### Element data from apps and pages
=====

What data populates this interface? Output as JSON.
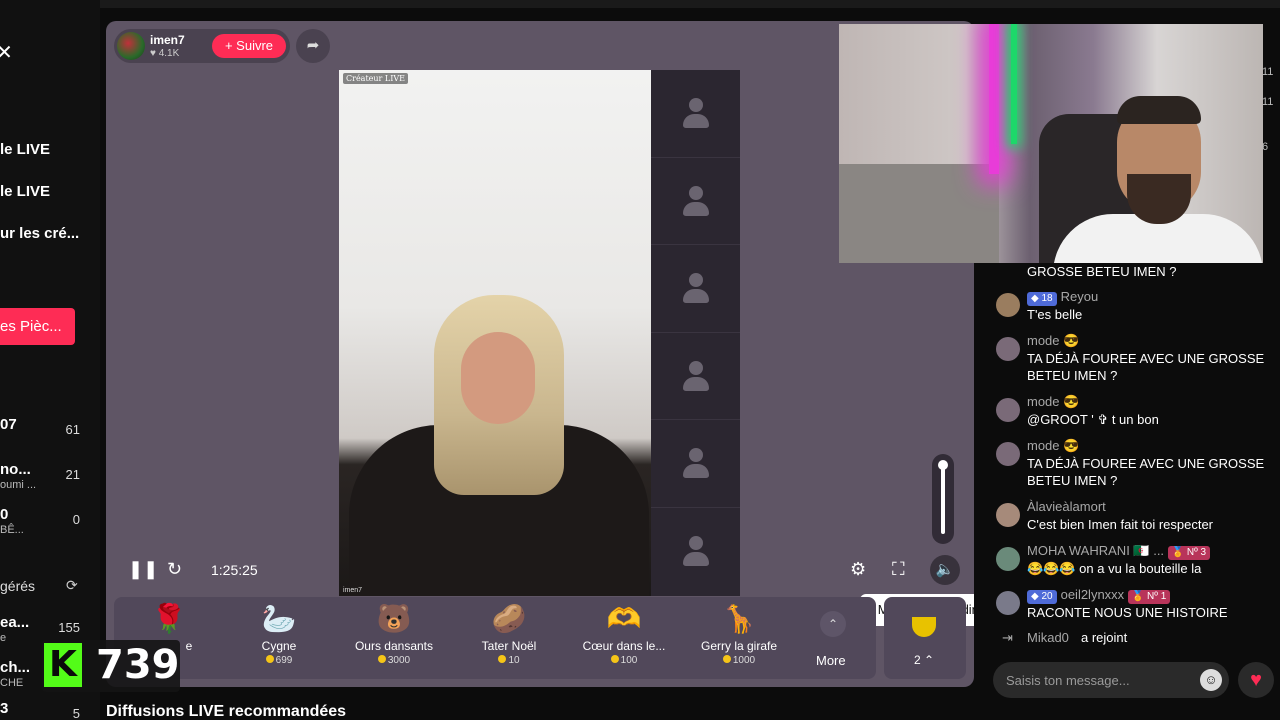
{
  "sidebar": {
    "links": [
      "le LIVE",
      "le LIVE",
      "ur les cré..."
    ],
    "coins_button": "es Pièc...",
    "rows": [
      {
        "name": "07",
        "sub": "",
        "count": "61"
      },
      {
        "name": "no...",
        "sub": "oumi ...",
        "count": "21"
      },
      {
        "name": "0",
        "sub": "BÊ...",
        "count": "0"
      },
      {
        "name": "ea...",
        "sub": "e",
        "count": "155"
      },
      {
        "name": "ch...",
        "sub": "CHE",
        "count": ""
      },
      {
        "name": "3",
        "sub": "",
        "count": "5"
      }
    ],
    "suggested_label": "gérés",
    "recommended_title": "Diffusions LIVE recommandées"
  },
  "kick_overlay": {
    "logo": "K",
    "viewers": "739"
  },
  "player": {
    "host": {
      "name": "imen7",
      "likes": "4.1K",
      "follow_label": "+ Suivre"
    },
    "video_tag": "Créateur LIVE",
    "video_watermark": "imen7",
    "time": "1:25:25",
    "volume_level": 1.0,
    "tooltip": "Mettre en sourdine (M)",
    "guest_slots": 6
  },
  "gifts": {
    "items": [
      {
        "icon": "rose-icon",
        "glyph": "🌹",
        "name": "e",
        "price": ""
      },
      {
        "icon": "swan-icon",
        "glyph": "🦢",
        "name": "Cygne",
        "price": "699"
      },
      {
        "icon": "dancing-bears-icon",
        "glyph": "🐻",
        "name": "Ours dansants",
        "price": "3000"
      },
      {
        "icon": "tater-icon",
        "glyph": "🥔",
        "name": "Tater Noël",
        "price": "10"
      },
      {
        "icon": "heart-hands-icon",
        "glyph": "🫶",
        "name": "Cœur dans le...",
        "price": "100"
      },
      {
        "icon": "giraffe-icon",
        "glyph": "🦒",
        "name": "Gerry la girafe",
        "price": "1000"
      }
    ],
    "more_label": "More",
    "rank_label": "2"
  },
  "chat": {
    "messages": [
      {
        "name": "",
        "badges": [],
        "text": "GROSSE BETEU IMEN ?"
      },
      {
        "name": "Reyou",
        "badges": [
          {
            "text": "18",
            "kind": "blue"
          }
        ],
        "text": "T'es belle"
      },
      {
        "name": "mode 😎",
        "badges": [],
        "text": "TA DÉJÀ FOUREE AVEC UNE GROSSE BETEU IMEN ?"
      },
      {
        "name": "mode 😎",
        "badges": [],
        "text": "@GROOT ' ✞ t un bon"
      },
      {
        "name": "mode 😎",
        "badges": [],
        "text": "TA DÉJÀ FOUREE AVEC UNE GROSSE BETEU IMEN ?"
      },
      {
        "name": "Àlavieàlamort",
        "badges": [],
        "text": "C'est bien Imen fait toi respecter"
      },
      {
        "name": "MOHA WAHRANI 🇩🇿 ...",
        "badges": [
          {
            "text": "Nº 3",
            "kind": "red"
          }
        ],
        "text": "😂😂😂 on a vu la bouteille la"
      },
      {
        "name": "oeil2lynxxx",
        "badges": [
          {
            "text": "20",
            "kind": "blue"
          },
          {
            "text": "Nº 1",
            "kind": "red"
          }
        ],
        "text": "RACONTE NOUS UNE HISTOIRE"
      }
    ],
    "join": {
      "name": "Mikad0",
      "text": "a rejoint"
    },
    "input_placeholder": "Saisis ton message...",
    "edge_numbers": [
      "11",
      "11",
      "6"
    ]
  }
}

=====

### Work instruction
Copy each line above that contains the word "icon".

### Final answer
        "icon": "rose-icon",
        "icon": "swan-icon",
        "icon": "dancing-bears-icon",
        "icon": "tater-icon",
        "icon": "heart-hands-icon",
        "icon": "giraffe-icon",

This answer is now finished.